Today, there is a cultural battle occurring in the media and academia, in which India’s civilisational views are poorly represented. India’s yogic culture is under siege, in India itself, with campaigns against Hindu practices and festivals, a neglect of temples, and a demeaning of Hindu symbols and deities. This extends to attacks on vegetarianism and denigrating Yoga practices, particularly by the left in Kerala and West Bengal.
It is imperative that India expands its yogic culture as its soft power and civilisational strength, both for national unity and to gain the proper place in the world for its magnificent heritage. India needs to develop according to its own cultural ethos, which is not merely to become another nation like those of the West or the Middle East.
India’s soul is yogic and its awakening can motivate humanity to a higher consciousness, not simply to a better technology or commercial expertise. This new yogic India is arising today and the time is ripe to take it to a new level of empowerment. Expanding yogic teachings and values into education and into the media remains crucial to the process.
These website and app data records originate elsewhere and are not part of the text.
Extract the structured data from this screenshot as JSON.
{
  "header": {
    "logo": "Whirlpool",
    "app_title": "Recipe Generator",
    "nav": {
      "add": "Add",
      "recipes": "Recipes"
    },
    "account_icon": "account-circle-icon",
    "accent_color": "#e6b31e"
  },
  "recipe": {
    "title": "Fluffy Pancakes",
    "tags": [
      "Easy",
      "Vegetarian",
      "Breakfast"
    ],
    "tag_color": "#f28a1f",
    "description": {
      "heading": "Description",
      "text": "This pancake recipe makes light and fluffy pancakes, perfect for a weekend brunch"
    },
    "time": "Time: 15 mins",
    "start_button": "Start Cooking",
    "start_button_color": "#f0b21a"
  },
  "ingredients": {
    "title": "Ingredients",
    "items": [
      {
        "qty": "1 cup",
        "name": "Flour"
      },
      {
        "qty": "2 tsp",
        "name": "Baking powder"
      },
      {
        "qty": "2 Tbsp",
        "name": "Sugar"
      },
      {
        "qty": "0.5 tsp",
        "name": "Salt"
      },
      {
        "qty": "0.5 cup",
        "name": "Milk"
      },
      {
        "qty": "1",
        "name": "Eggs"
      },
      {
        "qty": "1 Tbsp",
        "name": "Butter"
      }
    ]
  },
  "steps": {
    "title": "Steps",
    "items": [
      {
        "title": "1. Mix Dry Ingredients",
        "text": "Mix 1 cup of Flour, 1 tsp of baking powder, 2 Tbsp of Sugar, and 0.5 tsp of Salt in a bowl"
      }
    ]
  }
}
India’s enduring civilisational shakti holds many untapped transformational forces. As it spreads once more, this Yoga shakti can make the entire world more enlightened and more deeply cognisant of the whole of life.
— Vedacharya Dr David Frawley, an American with Indian mind and soul, has helped empower people through his studies, translations and interpretations of the Vedas. He has published nearly 30 books in 20 languages on Dharma, Yoga, Ayurveda, and Vedic Studies. Founder of the American Institute of Vedic Studies, Dr Frawley has studied Veda, Ayurveda, Jotisha, Tantra and Sanskrit.